In patients who require extended anticoagulation, rivaroxaban dosing can be altered to suit a patient’s risk profiles; physicians have a choice of two doses, depending on what the patient needs. The summary of product characteristics for rivaroxaban indicate that rivaroxaban 10 mg od should be used in preference to rivaroxaban 20 mg od for extended prevention of recurrent VTE, unless patients have complicating comorbidities putting them at high risk of recurrent DVT or pulmonary embolism (PE), or those who have developed recurrent DVT or PE on extended prevention with rivaroxaban 10 mg od.11
The summary of product characteristics for rivaroxaban outlines the dosing regimen for extended prevention VTE events.11
*Not recommended in patients with PE who are haemodynamically unstable or may receive thrombolysis or pulmonary embolectomy; #complicated co-morbidities or recurrent PE or DVT on extended prevention with rivaroxaban 10 mg od.
DVT, deep vein thrombosis; PE, pulmonary embolism; od, once daily
International guidelines highlight the importance of patient-centric treatment decision making in maintaining treatment adherence.2,4 A 2019 French National survey found that regarding choice of treatment, 81.5% of patients preferred oral anticoagulation to injectable alternatives.
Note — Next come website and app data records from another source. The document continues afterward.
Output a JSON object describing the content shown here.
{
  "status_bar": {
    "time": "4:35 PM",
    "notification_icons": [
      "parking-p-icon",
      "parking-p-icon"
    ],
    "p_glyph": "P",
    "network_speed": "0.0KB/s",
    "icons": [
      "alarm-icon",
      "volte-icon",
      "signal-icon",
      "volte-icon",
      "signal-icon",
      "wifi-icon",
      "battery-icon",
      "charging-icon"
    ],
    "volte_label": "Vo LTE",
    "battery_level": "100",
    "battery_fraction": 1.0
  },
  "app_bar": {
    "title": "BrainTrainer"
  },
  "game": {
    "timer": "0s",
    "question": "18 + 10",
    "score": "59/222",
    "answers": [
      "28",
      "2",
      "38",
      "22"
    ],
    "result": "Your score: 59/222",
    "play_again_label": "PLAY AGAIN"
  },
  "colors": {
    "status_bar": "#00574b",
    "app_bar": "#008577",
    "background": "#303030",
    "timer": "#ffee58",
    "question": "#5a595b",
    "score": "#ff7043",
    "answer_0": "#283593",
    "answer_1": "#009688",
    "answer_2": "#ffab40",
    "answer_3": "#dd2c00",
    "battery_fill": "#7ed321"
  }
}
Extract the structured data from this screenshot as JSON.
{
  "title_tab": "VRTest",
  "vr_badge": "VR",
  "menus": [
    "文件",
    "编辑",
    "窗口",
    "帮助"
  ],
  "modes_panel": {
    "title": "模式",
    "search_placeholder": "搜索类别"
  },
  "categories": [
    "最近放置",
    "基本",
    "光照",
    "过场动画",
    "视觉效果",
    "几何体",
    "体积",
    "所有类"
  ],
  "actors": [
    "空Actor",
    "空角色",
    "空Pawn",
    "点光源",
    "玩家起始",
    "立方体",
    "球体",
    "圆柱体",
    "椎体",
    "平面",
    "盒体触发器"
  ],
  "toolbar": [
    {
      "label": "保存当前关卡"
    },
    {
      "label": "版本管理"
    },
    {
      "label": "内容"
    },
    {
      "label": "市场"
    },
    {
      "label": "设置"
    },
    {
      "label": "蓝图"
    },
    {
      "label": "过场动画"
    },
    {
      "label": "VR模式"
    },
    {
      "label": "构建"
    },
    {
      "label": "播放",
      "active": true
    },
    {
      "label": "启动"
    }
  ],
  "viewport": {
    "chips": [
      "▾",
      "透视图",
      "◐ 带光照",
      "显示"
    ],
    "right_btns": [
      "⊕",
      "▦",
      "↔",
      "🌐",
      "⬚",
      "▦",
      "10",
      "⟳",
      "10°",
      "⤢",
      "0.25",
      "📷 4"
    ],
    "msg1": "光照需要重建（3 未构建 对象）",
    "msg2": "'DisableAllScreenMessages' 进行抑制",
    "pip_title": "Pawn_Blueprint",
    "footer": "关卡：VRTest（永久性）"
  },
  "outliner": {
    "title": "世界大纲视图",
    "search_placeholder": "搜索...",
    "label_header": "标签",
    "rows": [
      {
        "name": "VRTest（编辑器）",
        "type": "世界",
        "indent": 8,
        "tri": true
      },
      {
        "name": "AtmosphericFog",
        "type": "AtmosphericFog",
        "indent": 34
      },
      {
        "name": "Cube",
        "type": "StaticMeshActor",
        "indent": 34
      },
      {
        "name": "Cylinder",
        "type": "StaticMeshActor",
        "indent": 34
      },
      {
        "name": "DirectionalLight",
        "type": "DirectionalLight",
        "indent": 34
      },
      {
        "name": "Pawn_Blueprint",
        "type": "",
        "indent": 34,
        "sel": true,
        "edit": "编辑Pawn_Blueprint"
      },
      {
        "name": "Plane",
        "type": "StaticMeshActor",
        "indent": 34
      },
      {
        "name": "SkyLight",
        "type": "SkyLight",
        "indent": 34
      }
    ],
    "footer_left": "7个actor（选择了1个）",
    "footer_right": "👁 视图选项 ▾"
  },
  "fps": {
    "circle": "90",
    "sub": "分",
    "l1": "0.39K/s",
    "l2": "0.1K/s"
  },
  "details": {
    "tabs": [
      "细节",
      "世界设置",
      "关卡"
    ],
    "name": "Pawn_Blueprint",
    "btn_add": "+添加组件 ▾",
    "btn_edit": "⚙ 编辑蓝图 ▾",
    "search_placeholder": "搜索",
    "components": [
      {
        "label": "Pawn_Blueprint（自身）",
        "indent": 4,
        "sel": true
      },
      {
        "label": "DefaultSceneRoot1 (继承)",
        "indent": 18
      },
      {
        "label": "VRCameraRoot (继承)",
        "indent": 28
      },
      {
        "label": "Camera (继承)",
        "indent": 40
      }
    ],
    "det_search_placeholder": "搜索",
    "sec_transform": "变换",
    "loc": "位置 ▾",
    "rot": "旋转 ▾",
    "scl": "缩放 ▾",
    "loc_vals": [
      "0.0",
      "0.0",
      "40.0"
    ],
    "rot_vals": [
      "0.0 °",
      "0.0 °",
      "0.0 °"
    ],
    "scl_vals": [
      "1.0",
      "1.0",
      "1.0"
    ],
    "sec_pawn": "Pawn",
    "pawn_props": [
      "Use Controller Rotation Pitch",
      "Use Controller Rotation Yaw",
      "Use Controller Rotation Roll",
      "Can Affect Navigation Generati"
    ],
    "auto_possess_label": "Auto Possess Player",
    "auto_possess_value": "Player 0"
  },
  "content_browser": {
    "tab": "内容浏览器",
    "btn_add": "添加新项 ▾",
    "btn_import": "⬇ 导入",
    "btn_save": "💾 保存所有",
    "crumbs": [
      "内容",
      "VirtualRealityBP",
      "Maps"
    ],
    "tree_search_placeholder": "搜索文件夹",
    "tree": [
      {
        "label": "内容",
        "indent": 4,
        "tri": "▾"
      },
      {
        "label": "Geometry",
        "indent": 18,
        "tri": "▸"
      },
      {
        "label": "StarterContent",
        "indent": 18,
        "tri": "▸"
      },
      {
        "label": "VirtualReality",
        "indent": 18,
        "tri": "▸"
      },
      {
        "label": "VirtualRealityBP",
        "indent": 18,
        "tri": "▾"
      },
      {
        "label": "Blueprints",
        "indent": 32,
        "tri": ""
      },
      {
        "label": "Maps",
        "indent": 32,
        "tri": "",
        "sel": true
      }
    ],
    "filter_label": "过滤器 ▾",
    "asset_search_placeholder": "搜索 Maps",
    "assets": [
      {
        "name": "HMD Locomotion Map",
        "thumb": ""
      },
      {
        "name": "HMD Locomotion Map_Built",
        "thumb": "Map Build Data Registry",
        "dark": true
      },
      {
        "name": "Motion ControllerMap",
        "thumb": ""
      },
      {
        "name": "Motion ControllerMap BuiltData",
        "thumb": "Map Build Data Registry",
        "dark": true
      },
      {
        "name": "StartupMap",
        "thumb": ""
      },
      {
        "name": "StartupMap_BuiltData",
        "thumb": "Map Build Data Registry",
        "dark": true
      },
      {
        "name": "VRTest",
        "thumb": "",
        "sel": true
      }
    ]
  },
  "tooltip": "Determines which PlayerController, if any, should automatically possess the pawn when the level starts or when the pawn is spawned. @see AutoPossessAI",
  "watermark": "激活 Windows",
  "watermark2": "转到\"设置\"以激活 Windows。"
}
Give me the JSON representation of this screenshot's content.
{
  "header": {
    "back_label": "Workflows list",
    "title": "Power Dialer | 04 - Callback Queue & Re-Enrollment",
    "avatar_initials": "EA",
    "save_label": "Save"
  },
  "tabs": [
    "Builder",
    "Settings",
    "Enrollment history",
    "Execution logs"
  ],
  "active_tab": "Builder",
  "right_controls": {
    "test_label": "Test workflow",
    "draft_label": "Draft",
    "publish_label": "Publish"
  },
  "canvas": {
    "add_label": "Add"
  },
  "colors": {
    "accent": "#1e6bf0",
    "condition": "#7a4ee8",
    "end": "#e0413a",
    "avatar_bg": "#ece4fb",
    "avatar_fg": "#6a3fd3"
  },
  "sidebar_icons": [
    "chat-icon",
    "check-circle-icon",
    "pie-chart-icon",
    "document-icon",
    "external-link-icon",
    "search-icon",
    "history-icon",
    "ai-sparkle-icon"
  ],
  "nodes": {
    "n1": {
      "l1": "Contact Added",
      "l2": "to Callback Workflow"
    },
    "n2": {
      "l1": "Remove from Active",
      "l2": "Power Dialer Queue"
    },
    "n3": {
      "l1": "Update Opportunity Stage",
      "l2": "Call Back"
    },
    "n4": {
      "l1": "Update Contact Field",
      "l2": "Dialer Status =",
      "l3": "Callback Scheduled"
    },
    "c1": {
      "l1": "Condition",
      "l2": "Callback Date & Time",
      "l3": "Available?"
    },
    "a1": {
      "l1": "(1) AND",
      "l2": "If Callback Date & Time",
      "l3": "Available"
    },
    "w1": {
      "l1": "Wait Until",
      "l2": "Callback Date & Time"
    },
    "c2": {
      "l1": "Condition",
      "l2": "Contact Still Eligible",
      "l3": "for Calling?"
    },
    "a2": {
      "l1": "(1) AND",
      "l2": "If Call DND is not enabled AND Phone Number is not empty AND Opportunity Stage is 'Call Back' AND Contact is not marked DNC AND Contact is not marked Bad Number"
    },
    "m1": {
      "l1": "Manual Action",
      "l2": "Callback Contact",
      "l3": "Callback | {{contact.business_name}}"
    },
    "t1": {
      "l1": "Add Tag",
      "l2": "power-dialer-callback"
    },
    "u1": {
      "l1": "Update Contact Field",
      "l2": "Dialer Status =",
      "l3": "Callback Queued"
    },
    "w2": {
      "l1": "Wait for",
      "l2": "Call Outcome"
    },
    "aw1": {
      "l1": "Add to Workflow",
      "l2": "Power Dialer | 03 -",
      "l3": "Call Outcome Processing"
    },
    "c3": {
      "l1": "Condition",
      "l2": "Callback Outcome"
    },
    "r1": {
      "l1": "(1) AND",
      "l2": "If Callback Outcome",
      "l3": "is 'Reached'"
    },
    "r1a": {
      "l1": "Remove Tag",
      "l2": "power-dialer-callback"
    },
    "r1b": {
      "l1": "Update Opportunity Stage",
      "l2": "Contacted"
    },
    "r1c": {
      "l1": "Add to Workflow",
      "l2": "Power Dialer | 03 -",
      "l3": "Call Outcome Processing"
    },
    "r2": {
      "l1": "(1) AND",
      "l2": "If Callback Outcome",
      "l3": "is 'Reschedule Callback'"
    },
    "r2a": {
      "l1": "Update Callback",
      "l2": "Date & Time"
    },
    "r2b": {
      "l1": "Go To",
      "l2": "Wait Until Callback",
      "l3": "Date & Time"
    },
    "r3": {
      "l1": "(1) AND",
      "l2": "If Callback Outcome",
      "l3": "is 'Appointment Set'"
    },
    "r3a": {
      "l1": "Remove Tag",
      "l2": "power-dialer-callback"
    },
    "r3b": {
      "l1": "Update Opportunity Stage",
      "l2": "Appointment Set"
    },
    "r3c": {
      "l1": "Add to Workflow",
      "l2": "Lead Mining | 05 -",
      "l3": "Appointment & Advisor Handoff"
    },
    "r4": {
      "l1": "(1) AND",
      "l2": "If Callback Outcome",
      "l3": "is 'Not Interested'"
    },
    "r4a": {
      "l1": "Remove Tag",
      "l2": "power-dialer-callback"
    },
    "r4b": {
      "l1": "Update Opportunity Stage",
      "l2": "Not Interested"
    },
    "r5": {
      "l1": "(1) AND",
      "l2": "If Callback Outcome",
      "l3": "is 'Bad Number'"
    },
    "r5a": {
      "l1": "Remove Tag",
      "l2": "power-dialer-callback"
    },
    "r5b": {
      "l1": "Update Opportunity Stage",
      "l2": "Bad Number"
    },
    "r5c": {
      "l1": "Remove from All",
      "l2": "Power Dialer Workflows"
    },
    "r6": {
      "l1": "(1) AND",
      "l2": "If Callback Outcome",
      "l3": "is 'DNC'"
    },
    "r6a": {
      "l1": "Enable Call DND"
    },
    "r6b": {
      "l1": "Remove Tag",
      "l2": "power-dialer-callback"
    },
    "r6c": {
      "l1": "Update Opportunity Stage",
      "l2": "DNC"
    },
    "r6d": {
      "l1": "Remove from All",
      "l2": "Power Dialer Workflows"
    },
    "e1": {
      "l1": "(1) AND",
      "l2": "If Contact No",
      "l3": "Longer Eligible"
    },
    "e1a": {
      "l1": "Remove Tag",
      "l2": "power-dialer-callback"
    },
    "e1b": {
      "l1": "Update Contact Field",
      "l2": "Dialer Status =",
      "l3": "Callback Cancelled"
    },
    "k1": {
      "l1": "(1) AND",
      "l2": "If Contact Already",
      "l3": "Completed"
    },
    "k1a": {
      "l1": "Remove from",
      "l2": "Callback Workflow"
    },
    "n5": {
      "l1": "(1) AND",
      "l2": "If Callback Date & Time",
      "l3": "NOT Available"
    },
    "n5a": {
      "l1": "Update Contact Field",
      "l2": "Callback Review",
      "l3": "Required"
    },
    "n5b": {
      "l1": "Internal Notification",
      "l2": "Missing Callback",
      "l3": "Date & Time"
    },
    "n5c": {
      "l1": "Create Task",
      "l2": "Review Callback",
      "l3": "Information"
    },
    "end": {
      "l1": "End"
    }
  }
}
This preference remains high across different treatment durations from 6 weeks to indefinite, and very few patients (5.8%) preferred twice-daily intake.12 This is consistent with results from EINSTEIN DVT and EINSTEIN PE, which demonstrated a higher patient reported satisfaction and reduced patient-reported treatment burden with rivaroxaban than standard therapy (enoxaparin/vitamin K antagonist) over 12 months.13,14
The simplicity of oral once daily dosing of rivaroxaban without the need of injections, provides patients with effective treatment that protects them from potentially life-threatening events while allowing them to live their lives how they want – an important factor for those like Max, who require extended therapy. Rivaroxaban offers him tailored long-term protection from VTE with a low risk of bleeding and a convenient regimen that he can stick to throughout his busy life for as long as his risk persists.